Wednesday, February 07, 2007

Pam Sameulson's, Can Copyright Survive the Web by Lightening Up a Little?

Pam Samuelson's recent talk on her 5 year project to rewrite the copyright act is online: Can Copyright Survive the Web by Lightening Up a Little?. What a fabulous project. It will be very interesting to see how it develops and what effect it has.

Tuesday, February 06, 2007

Apple - Thoughts on Music

I know there's more to the story than this, but this is the guy who convinced the major labels to put their toes in the water, what was it, 5 years ago? If anyone can talk them into the pool, my money would be on Jobs. Read his plea to common sense: Apple - Thoughts on Music.

Monday, February 05, 2007

Turning point in copyright infringement cases | Stanford Center for Internet and Society [beta site]

In a very poignant post, Turning point in copyright infringement cases, author Balazs Bodo at Stanford's Center for Internet and Society lays out what he terms a "lose-lose" choice for Bill Gates. He's got a high profile request to intervene in a prosecution of a teacher in Russia for copyright infringement -- use of MS software without a license.

Interestingly, beyond Bado's commentary, two of the four arguments being made on behalf of the Russian teacher are arguments I outlined in one section of the paper I blogged here over the fall semester, On the Case for Fair Use, about the viability of a fair use claim for electronic reserves and digital distribution through courseware platforms like BlackBaord. A third argument has been floating around for awhile, the idea that remedies are out of proportion to the harm to the copyright owner.

I referred to the argument generally as a dysfuntional market argument, but in the paper, I concluded that in an American court today, the argument that educators shouldn't have to pay (ie their uses of others works in large-scale digital distributions to students should be fair use) if they can't afford it, isn't likely to be a winner. To read more than just the one section of the article referenced above, pull up the posts labeled copyright and that should retrieve them all (and a few other things no doubt).

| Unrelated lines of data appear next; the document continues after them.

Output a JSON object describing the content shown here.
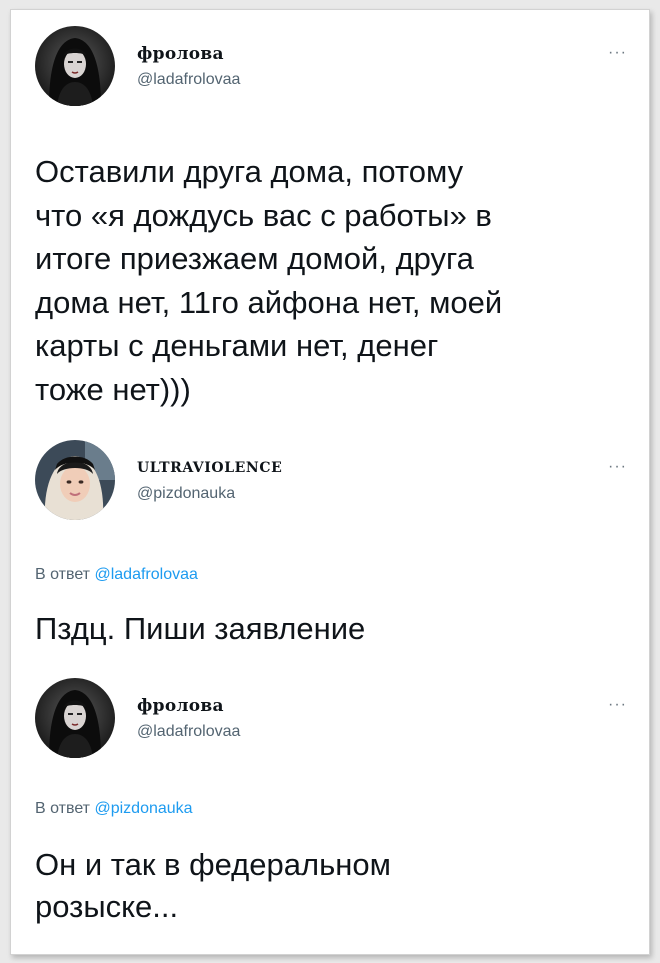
{
  "tweets": [
    {
      "display_name": "фролова",
      "handle": "@ladafrolovaa",
      "more_label": "···",
      "text": "Оставили друга дома, потому\nчто «я дождусь вас с работы» в\nитоге приезжаем домой, друга\nдома нет, 11го айфона нет, моей\nкарты с деньгами нет, денег\nтоже нет)))"
    },
    {
      "display_name": "ULTRAVIOLENCE",
      "handle": "@pizdonauka",
      "more_label": "···",
      "reply_prefix": "В ответ",
      "reply_to": "@ladafrolovaa",
      "text": "Пздц. Пиши заявление"
    },
    {
      "display_name": "фролова",
      "handle": "@ladafrolovaa",
      "more_label": "···",
      "reply_prefix": "В ответ",
      "reply_to": "@pizdonauka",
      "text": "Он и так в федеральном\nрозыске..."
    }
  ],
  "colors": {
    "text": "#0f1419",
    "secondary": "#536471",
    "link": "#1d9bf0",
    "background": "#e9e9e9",
    "card": "#ffffff"
  }
}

I wonder whether, if such a claim succeeds in any forum, it is more likely to succeed in other fora. There would, in any event, still be considerable problems with it, as I suggest in the article. An interesting choice for Mr. Gates.

Sunday, February 04, 2007

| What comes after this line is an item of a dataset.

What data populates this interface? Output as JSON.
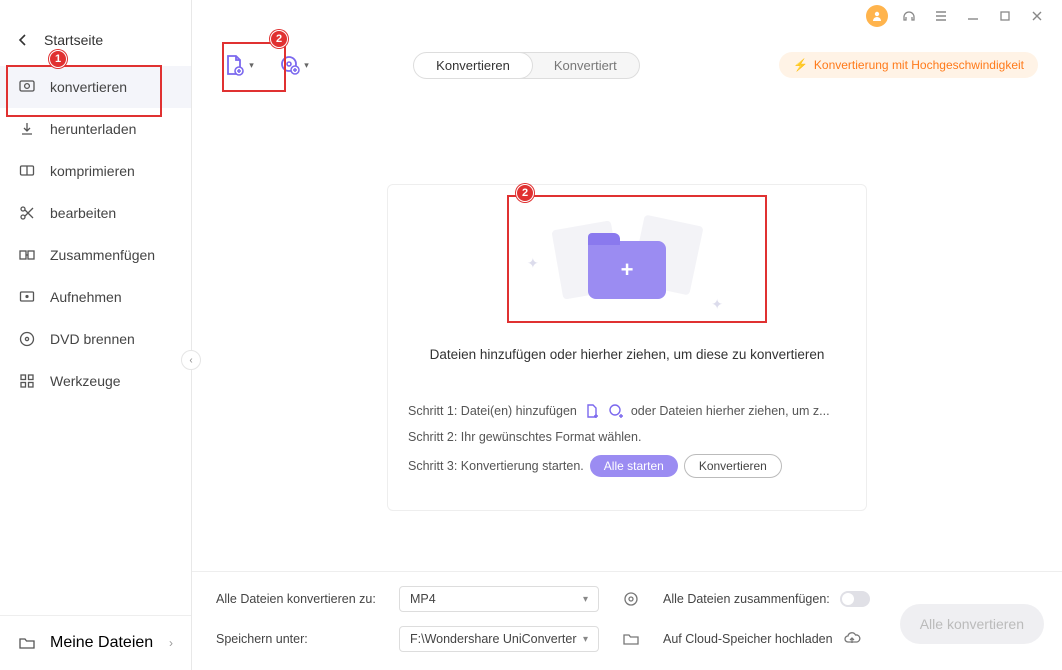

Class assignment: play around on LibraryThing and Amazon...

Yeah, that's really the assignment. This is pretty amazing. The class is organizing and providing access to information. I'm quite wary, being a Googler from way back, and having done all my legal research for the last 20 years on either the open Web or on Westlaw. So, full text is my mantra. But I'm taking this class and I'm going to figure out what the deal is with catalog records, Dublin Core, xml, metadata generally, etc. etc. So, with the intro to xml readings, we are instructed to check out LibraryThing and Amazon as two different approaches to recommender systems. LibraryThing is just so much fun, it's hard to relate it to xml and metadata. I can't get below the surface of just being amazed at all the cool information I get back for having entered 31 titles into my "library" with a couple of tags on each one. Too easy. So, I just want to read and read and read now. Of course, I have to read, tons of stuff. So this is working out really, really well!

Friday, February 02, 2007

if:book: back to the backlist

What a great story, back to the backlist, over at Institute for the Future of the Book. This is so amazing, seeing such wonderful examples of how the pie can be envisioned as having more pieces and getting larger. I had read something similar on the front page of the Financial Times this morning (yes, I read a hard copy of it) about how over 1.3M Disney videos have been purchased from iTunes in the 3 months that they've been available, and how Disney is telling its retail partners (ie, those who sell DVDs) that overall consumption is up. Others are still trying to protect DVD sales, seeing it as a win-lose game. It isn't turning out that way in many cases.